Q: I often ride my bike to and from work in Santa Monica. I know it is illegal to ride on the sidewalk but I often ride in the street against the flow of traffic so I can see the cars driving toward me. Is this Illegal?
A: Yes. Section 21200(a) of the California Vehicle Code gives bicyclists all the rights to the roadway as a person driving a car; however a bicyclist is also subject to all the provisions of the roadway as drivers of cars. In this case, a bicyclist riding in the roadway shall ride with the flow of traffic and as far to the right as possible. There are some instances when a bicyclist may not ride to the far right, such as passing a parked or slower vehicle and preparing to make a left turn. There are some streets (like Wilshire Boulevard) that are very congested with both traffic and parking lanes and not every street has a dedicated (marked) bicycle lane. Both bicyclist and motorist should exercise care when traveling upon these roads.
City Hall has recently started painting some of the streets with a new marking known as a “sharrow,” short for “shared lane arrow,” as a way to remind cyclists and drivers alike that the road is a shared space for both travel modes. The street marking is a white graphic that combines the classic pictogram of a bicycle with two arrows.
Bicyclists should also be mindful that they are required to stop at red lights and stop signs while out riding as well.
Q: I like to listen to music while I am out riding my bike but I heard there is a law prohibiting me from covering my ears while riding on the roadway. Is there such a law?

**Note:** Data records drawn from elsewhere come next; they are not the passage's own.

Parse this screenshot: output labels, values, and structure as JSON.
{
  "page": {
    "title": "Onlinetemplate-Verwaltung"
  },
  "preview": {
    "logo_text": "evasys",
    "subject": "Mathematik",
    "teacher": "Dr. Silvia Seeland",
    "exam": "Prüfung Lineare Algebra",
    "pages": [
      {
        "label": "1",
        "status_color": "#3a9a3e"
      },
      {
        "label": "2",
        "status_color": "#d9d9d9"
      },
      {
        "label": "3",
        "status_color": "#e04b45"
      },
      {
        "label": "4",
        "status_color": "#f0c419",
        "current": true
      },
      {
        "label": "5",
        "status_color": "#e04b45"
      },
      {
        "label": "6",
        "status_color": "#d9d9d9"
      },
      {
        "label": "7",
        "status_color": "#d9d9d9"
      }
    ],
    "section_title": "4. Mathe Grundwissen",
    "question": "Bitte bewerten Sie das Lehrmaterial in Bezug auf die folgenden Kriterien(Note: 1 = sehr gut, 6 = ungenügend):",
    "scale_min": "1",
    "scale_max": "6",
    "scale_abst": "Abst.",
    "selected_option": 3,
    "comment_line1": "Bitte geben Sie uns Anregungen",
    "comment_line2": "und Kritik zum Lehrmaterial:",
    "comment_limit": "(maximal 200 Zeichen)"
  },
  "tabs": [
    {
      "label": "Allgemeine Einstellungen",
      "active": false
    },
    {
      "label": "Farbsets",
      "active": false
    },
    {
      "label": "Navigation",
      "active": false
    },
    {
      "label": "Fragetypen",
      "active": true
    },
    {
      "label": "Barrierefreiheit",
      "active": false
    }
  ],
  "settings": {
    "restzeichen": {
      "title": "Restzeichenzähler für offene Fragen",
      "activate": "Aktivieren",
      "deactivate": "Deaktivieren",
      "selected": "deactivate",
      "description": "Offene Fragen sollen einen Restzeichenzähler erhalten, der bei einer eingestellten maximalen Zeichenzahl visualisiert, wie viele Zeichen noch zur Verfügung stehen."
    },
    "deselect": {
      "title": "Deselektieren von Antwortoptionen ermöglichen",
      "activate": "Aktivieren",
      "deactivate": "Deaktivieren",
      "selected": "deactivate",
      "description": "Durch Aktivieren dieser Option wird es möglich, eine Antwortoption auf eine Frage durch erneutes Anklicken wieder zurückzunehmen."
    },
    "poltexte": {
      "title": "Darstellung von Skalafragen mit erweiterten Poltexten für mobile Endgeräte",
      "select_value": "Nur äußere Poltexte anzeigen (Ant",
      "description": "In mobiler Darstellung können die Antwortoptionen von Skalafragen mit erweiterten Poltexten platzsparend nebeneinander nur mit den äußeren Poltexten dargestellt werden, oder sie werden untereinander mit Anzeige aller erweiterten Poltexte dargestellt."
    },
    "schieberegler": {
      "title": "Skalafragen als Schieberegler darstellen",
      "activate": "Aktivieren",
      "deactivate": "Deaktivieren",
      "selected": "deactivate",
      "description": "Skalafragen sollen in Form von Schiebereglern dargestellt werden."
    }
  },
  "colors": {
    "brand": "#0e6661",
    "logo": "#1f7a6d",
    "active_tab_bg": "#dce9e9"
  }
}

A: Yes. Section 27400 of the California Vehicle Code prohibits bicyclists and drivers of motor vehicles from wearing a headset covering, or earplugs in, both ears. There are only a few exceptions to this law:
• A person operating authorized emergency vehicles.
• A person engaged in the operation of special construction equipment.
• A person wearing personal hearing protectors to reduce injurious noise levels that are designed so they do not inhibit the wearer’s ability to hear a horn from a vehicle or siren of an approaching emergency vehicle.
• A person using hearing aids.
It’s very important that you are able to hear what is happening around you. By wearing the headset or ear plug in one ear, you can still hear if another bicyclist or motorist is trying to warn you of a potential hazard or collision.
Here are some safety tips before you hop on the bike and ride.
• To identify your bicycle, engrave your driver’s license number (or your parents’) on the frame.
• Register your bicycle with City Hall and keep the serial/model number on file.
• Check your handlebars, bicycle seats and brakes.
• Check your tire pressure.
• Check your first aid pouch for fresh supplies.
• Check your reflectors and light.
• Inspect your helmet and be sure to wear it.
• Maintain the safety of your bicycle by giving it regular tune-ups
• If you are under 18, a helmet is required by law. Be sure it meets the guidelines of the American National Standards Institute (ANSI) or the Snell Memorial Foundation. Labels with this information will be inside helmets that have passed their testing standards.
Here are some tips for riding.
• Stay on the right side of the road, ride with traffic and use the bike lane where available.*
• Obey all traffic laws and signals.
• Use hand signals for turning and for all stops.
• Watch for road hazards and cars in driveways.
• Use extra caution in poor or wet weather.
• Wear safe, comfortable clothes.
• Do not allow children to ride a bicycle at night.
• Always lock your bicycle using a U-lock, securing both the wheels and the frame to a stationary object.
*Bicycles are not permitted on sidewalks as they can endanger pedestrians. Likewise, runners/joggers can be cited for using the bike lane.
This column was prepared by NRO Artis Williams (Beat 7, Sunset Park Neighborhood). He can be reached at (424) 200-0687 or email@example.com.